[Extracted information Boundary: Start]

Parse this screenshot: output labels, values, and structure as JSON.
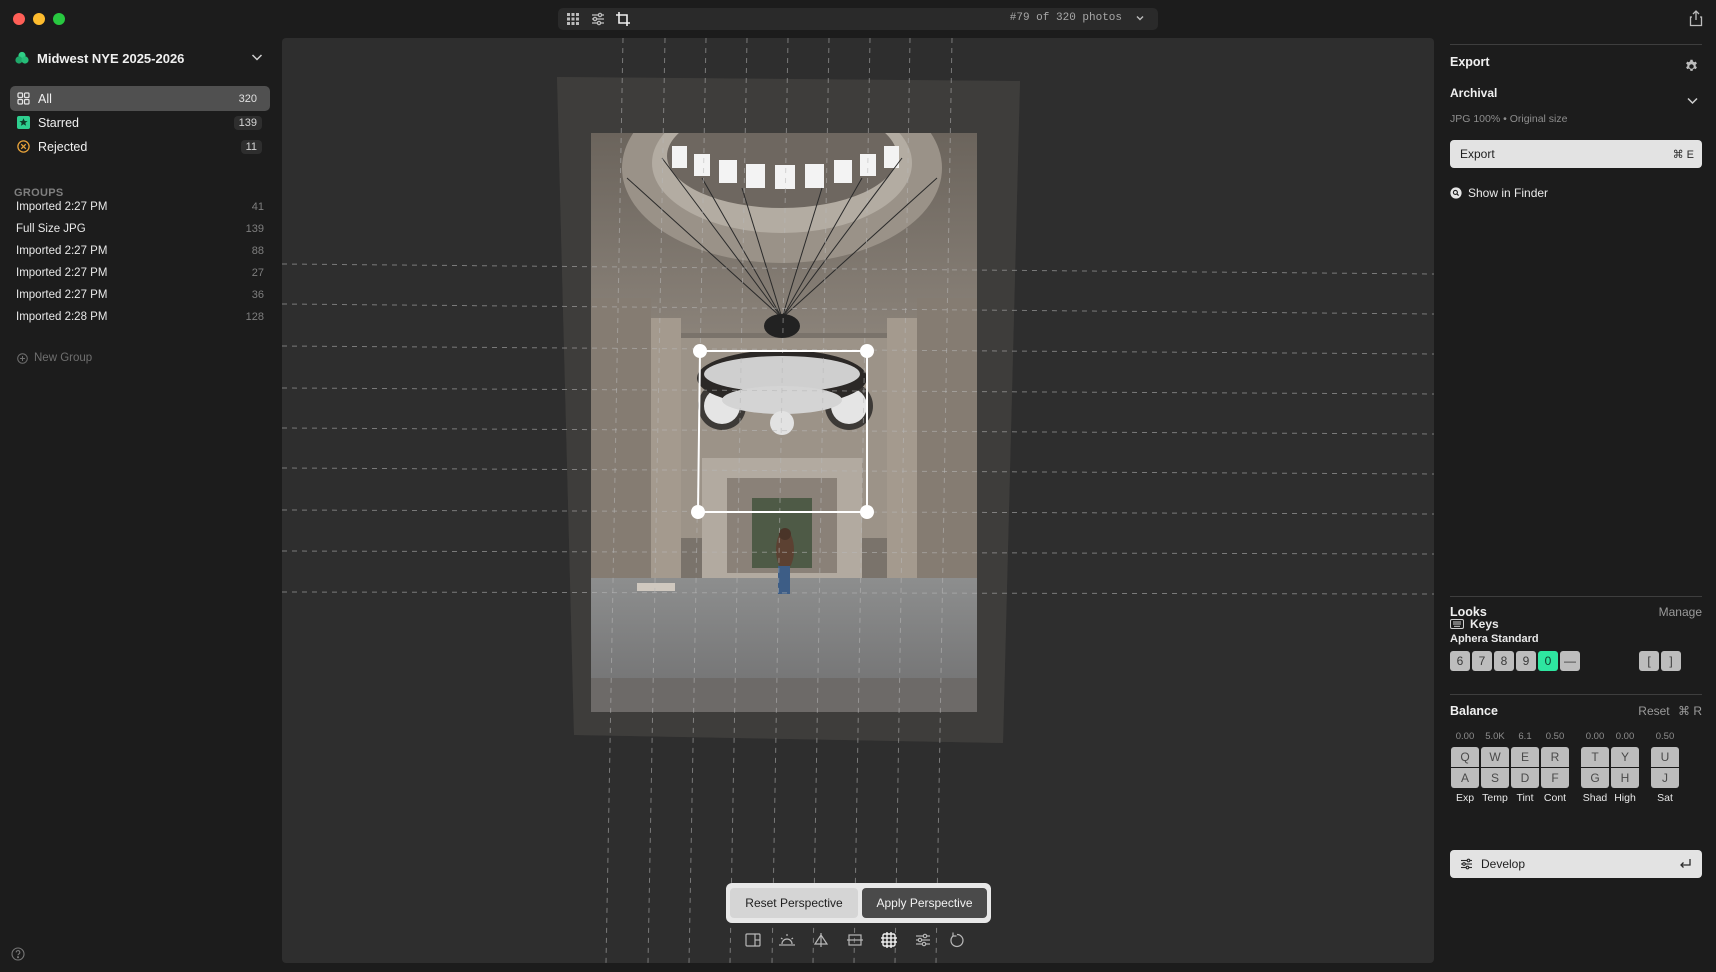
{
  "toolbar": {
    "counter": "#79 of 320 photos",
    "icons": [
      "grid-icon",
      "sliders-icon",
      "crop-icon"
    ]
  },
  "sidebar": {
    "library_title": "Midwest NYE 2025-2026",
    "nav": [
      {
        "label": "All",
        "count": "320",
        "icon": "grid-icon",
        "active": true
      },
      {
        "label": "Starred",
        "count": "139",
        "icon": "star-icon",
        "color": "#2ecf8f"
      },
      {
        "label": "Rejected",
        "count": "11",
        "icon": "reject-icon",
        "color": "#e8a33a"
      }
    ],
    "groups_heading": "GROUPS",
    "groups": [
      {
        "label": "Imported 2:27 PM",
        "count": "41"
      },
      {
        "label": "Full Size JPG",
        "count": "139"
      },
      {
        "label": "Imported 2:27 PM",
        "count": "88"
      },
      {
        "label": "Imported 2:27 PM",
        "count": "27"
      },
      {
        "label": "Imported 2:27 PM",
        "count": "36"
      },
      {
        "label": "Imported 2:28 PM",
        "count": "128"
      }
    ],
    "new_group": "New Group"
  },
  "canvas": {
    "reset_label": "Reset Perspective",
    "apply_label": "Apply Perspective",
    "tools": [
      "layout-icon",
      "exposure-icon",
      "balance-icon",
      "horizon-icon",
      "perspective-icon",
      "adjust-icon",
      "rotate-icon"
    ]
  },
  "right_panel": {
    "export_title": "Export",
    "preset_name": "Archival",
    "preset_detail": "JPG 100% • Original size",
    "export_button": "Export",
    "export_shortcut": "⌘ E",
    "show_in_finder": "Show in Finder",
    "keys_title": "Keys",
    "looks_title": "Looks",
    "manage_label": "Manage",
    "look_name": "Aphera Standard",
    "look_keys": [
      "6",
      "7",
      "8",
      "9",
      "0",
      "—"
    ],
    "look_active": "0",
    "bracket_keys": [
      "[",
      "]"
    ],
    "balance_title": "Balance",
    "reset_label": "Reset",
    "reset_shortcut": "⌘ R",
    "balance": [
      {
        "label": "Exp",
        "value": "0.00",
        "up": "Q",
        "down": "A"
      },
      {
        "label": "Temp",
        "value": "5.0K",
        "up": "W",
        "down": "S"
      },
      {
        "label": "Tint",
        "value": "6.1",
        "up": "E",
        "down": "D"
      },
      {
        "label": "Cont",
        "value": "0.50",
        "up": "R",
        "down": "F"
      },
      {
        "label": "Shad",
        "value": "0.00",
        "up": "T",
        "down": "G"
      },
      {
        "label": "High",
        "value": "0.00",
        "up": "Y",
        "down": "H"
      },
      {
        "label": "Sat",
        "value": "0.50",
        "up": "U",
        "down": "J"
      }
    ],
    "develop_label": "Develop"
  },
  "colors": {
    "accent_green": "#2ee6a0",
    "canvas_bg": "#2e2e2e",
    "sidebar_bg": "#1c1c1c"
  }
}
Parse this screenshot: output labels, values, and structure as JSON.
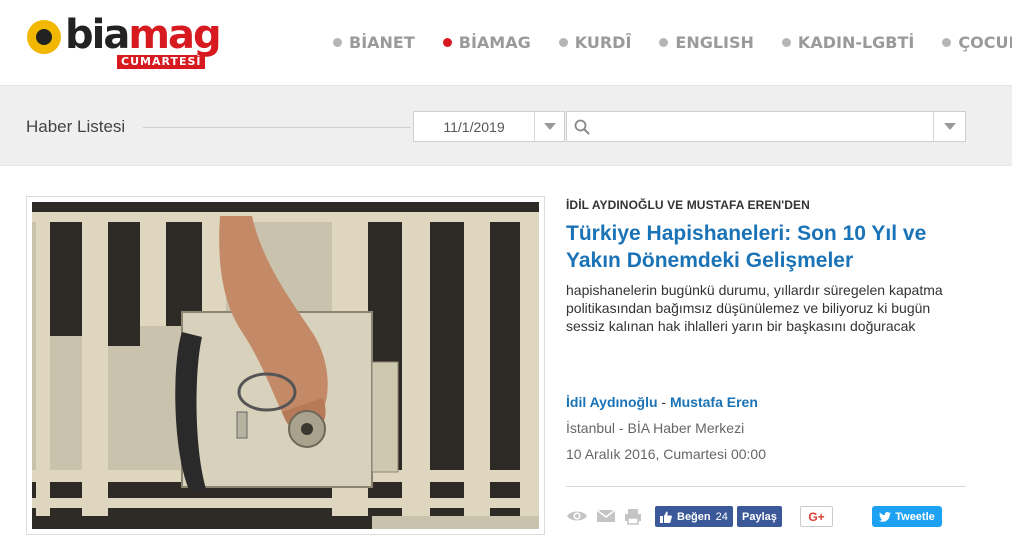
{
  "brand": {
    "word_left": "bia",
    "word_right": "mag",
    "subtitle": "CUMARTESİ",
    "accent_color": "#d71920"
  },
  "nav": {
    "items": [
      {
        "label": "BİANET",
        "active": false
      },
      {
        "label": "BİAMAG",
        "active": true
      },
      {
        "label": "KURDÎ",
        "active": false
      },
      {
        "label": "ENGLISH",
        "active": false
      },
      {
        "label": "KADIN-LGBTİ",
        "active": false
      },
      {
        "label": "ÇOCUK",
        "active": false
      }
    ]
  },
  "filter": {
    "label": "Haber Listesi",
    "date_value": "11/1/2019",
    "search_value": ""
  },
  "article": {
    "kicker": "İDİL AYDINOĞLU VE MUSTAFA EREN'DEN",
    "title": "Türkiye Hapishaneleri: Son 10 Yıl ve Yakın Dönemdeki Gelişmeler",
    "summary": "hapishanelerin bugünkü durumu, yıllardır süregelen kapatma politikasından bağımsız düşünülemez ve biliyoruz ki bugün sessiz kalınan hak ihlalleri yarın bir başkasını doğuracak",
    "author_1": "İdil Aydınoğlu",
    "author_sep": " - ",
    "author_2": "Mustafa Eren",
    "location": "İstanbul - BİA Haber Merkezi",
    "date": "10 Aralık 2016, Cumartesi 00:00"
  },
  "actions": {
    "fb_like_label": "Beğen",
    "fb_like_count": "24",
    "fb_share_label": "Paylaş",
    "gplus_label": "G+",
    "tweet_label": "Tweetle",
    "icons": [
      "eye-icon",
      "mail-icon",
      "print-icon"
    ]
  }
}
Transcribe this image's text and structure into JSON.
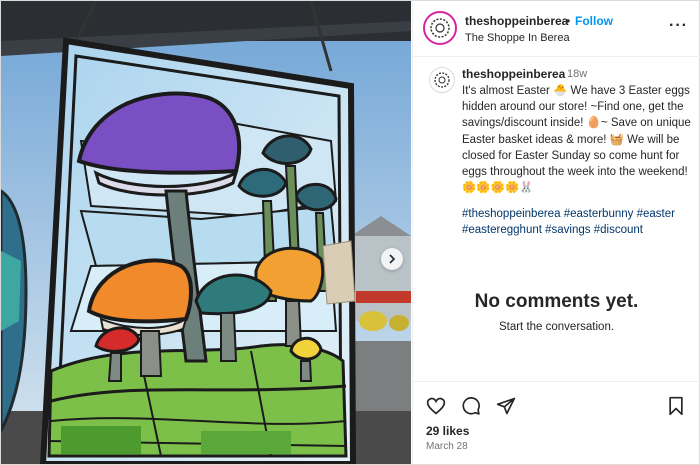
{
  "post": {
    "username": "theshoppeinberea",
    "dot": "•",
    "follow_label": "Follow",
    "subtitle": "The Shoppe In Berea",
    "time": "18w",
    "caption": "It's almost Easter 🐣 We have 3 Easter eggs hidden around our store! ~Find one, get the savings/discount inside! 🥚~ Save on unique Easter basket ideas & more! 🧺 We will be closed for Easter Sunday so come hunt for eggs throughout the week into the weekend! 🌼🌼🌼🌼🐰",
    "hashtags": [
      "#theshoppeinberea",
      "#easterbunny",
      "#easter",
      "#easteregghunt",
      "#savings",
      "#discount"
    ],
    "likes": "29 likes",
    "date": "March 28"
  },
  "comments": {
    "empty_title": "No comments yet.",
    "empty_subtitle": "Start the conversation."
  },
  "icons": {
    "more": "more-options-icon",
    "like": "heart-icon",
    "comment": "comment-icon",
    "share": "share-icon",
    "save": "bookmark-icon",
    "next": "chevron-right-icon"
  },
  "colors": {
    "follow": "#0095f6",
    "hashtag": "#00376b",
    "story_ring": "#d6249f"
  }
}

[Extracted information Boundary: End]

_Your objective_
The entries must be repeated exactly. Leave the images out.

_Reply_
Parse this screenshot: output labels, values, and structure as JSON.
{
  "toolbar": {
    "counter": "#79 of 320 photos",
    "icons": [
      "grid-icon",
      "sliders-icon",
      "crop-icon"
    ]
  },
  "sidebar": {
    "library_title": "Midwest NYE 2025-2026",
    "nav": [
      {
        "label": "All",
        "count": "320",
        "icon": "grid-icon",
        "active": true
      },
      {
        "label": "Starred",
        "count": "139",
        "icon": "star-icon",
        "color": "#2ecf8f"
      },
      {
        "label": "Rejected",
        "count": "11",
        "icon": "reject-icon",
        "color": "#e8a33a"
      }
    ],
    "groups_heading": "GROUPS",
    "groups": [
      {
        "label": "Imported 2:27 PM",
        "count": "41"
      },
      {
        "label": "Full Size JPG",
        "count": "139"
      },
      {
        "label": "Imported 2:27 PM",
        "count": "88"
      },
      {
        "label": "Imported 2:27 PM",
        "count": "27"
      },
      {
        "label": "Imported 2:27 PM",
        "count": "36"
      },
      {
        "label": "Imported 2:28 PM",
        "count": "128"
      }
    ],
    "new_group": "New Group"
  },
  "canvas": {
    "reset_label": "Reset Perspective",
    "apply_label": "Apply Perspective",
    "tools": [
      "layout-icon",
      "exposure-icon",
      "balance-icon",
      "horizon-icon",
      "perspective-icon",
      "adjust-icon",
      "rotate-icon"
    ]
  },
  "right_panel": {
    "export_title": "Export",
    "preset_name": "Archival",
    "preset_detail": "JPG 100% • Original size",
    "export_button": "Export",
    "export_shortcut": "⌘ E",
    "show_in_finder": "Show in Finder",
    "keys_title": "Keys",
    "looks_title": "Looks",
    "manage_label": "Manage",
    "look_name": "Aphera Standard",
    "look_keys": [
      "6",
      "7",
      "8",
      "9",
      "0",
      "—"
    ],
    "look_active": "0",
    "bracket_keys": [
      "[",
      "]"
    ],
    "balance_title": "Balance",
    "reset_label": "Reset",
    "reset_shortcut": "⌘ R",
    "balance": [
      {
        "label": "Exp",
        "value": "0.00",
        "up": "Q",
        "down": "A"
      },
      {
        "label": "Temp",
        "value": "5.0K",
        "up": "W",
        "down": "S"
      },
      {
        "label": "Tint",
        "value": "6.1",
        "up": "E",
        "down": "D"
      },
      {
        "label": "Cont",
        "value": "0.50",
        "up": "R",
        "down": "F"
      },
      {
        "label": "Shad",
        "value": "0.00",
        "up": "T",
        "down": "G"
      },
      {
        "label": "High",
        "value": "0.00",
        "up": "Y",
        "down": "H"
      },
      {
        "label": "Sat",
        "value": "0.50",
        "up": "U",
        "down": "J"
      }
    ],
    "develop_label": "Develop"
  },
  "colors": {
    "accent_green": "#2ee6a0",
    "canvas_bg": "#2e2e2e",
    "sidebar_bg": "#1c1c1c"
  }
}
Parse this screenshot: output labels, values, and structure as JSON.
{
  "brand": {
    "word_left": "bia",
    "word_right": "mag",
    "subtitle": "CUMARTESİ",
    "accent_color": "#d71920"
  },
  "nav": {
    "items": [
      {
        "label": "BİANET",
        "active": false
      },
      {
        "label": "BİAMAG",
        "active": true
      },
      {
        "label": "KURDÎ",
        "active": false
      },
      {
        "label": "ENGLISH",
        "active": false
      },
      {
        "label": "KADIN-LGBTİ",
        "active": false
      },
      {
        "label": "ÇOCUK",
        "active": false
      }
    ]
  },
  "filter": {
    "label": "Haber Listesi",
    "date_value": "11/1/2019",
    "search_value": ""
  },
  "article": {
    "kicker": "İDİL AYDINOĞLU VE MUSTAFA EREN'DEN",
    "title": "Türkiye Hapishaneleri: Son 10 Yıl ve Yakın Dönemdeki Gelişmeler",
    "summary": "hapishanelerin bugünkü durumu, yıllardır süregelen kapatma politikasından bağımsız düşünülemez ve biliyoruz ki bugün sessiz kalınan hak ihlalleri yarın bir başkasını doğuracak",
    "author_1": "İdil Aydınoğlu",
    "author_sep": " - ",
    "author_2": "Mustafa Eren",
    "location": "İstanbul - BİA Haber Merkezi",
    "date": "10 Aralık 2016, Cumartesi 00:00"
  },
  "actions": {
    "fb_like_label": "Beğen",
    "fb_like_count": "24",
    "fb_share_label": "Paylaş",
    "gplus_label": "G+",
    "tweet_label": "Tweetle",
    "icons": [
      "eye-icon",
      "mail-icon",
      "print-icon"
    ]
  }
}
Transcribe this image's text and structure into JSON.
{
  "post": {
    "username": "theshoppeinberea",
    "dot": "•",
    "follow_label": "Follow",
    "subtitle": "The Shoppe In Berea",
    "time": "18w",
    "caption": "It's almost Easter 🐣 We have 3 Easter eggs hidden around our store! ~Find one, get the savings/discount inside! 🥚~ Save on unique Easter basket ideas & more! 🧺 We will be closed for Easter Sunday so come hunt for eggs throughout the week into the weekend! 🌼🌼🌼🌼🐰",
    "hashtags": [
      "#theshoppeinberea",
      "#easterbunny",
      "#easter",
      "#easteregghunt",
      "#savings",
      "#discount"
    ],
    "likes": "29 likes",
    "date": "March 28"
  },
  "comments": {
    "empty_title": "No comments yet.",
    "empty_subtitle": "Start the conversation."
  },
  "icons": {
    "more": "more-options-icon",
    "like": "heart-icon",
    "comment": "comment-icon",
    "share": "share-icon",
    "save": "bookmark-icon",
    "next": "chevron-right-icon"
  },
  "colors": {
    "follow": "#0095f6",
    "hashtag": "#00376b",
    "story_ring": "#d6249f"
  }
}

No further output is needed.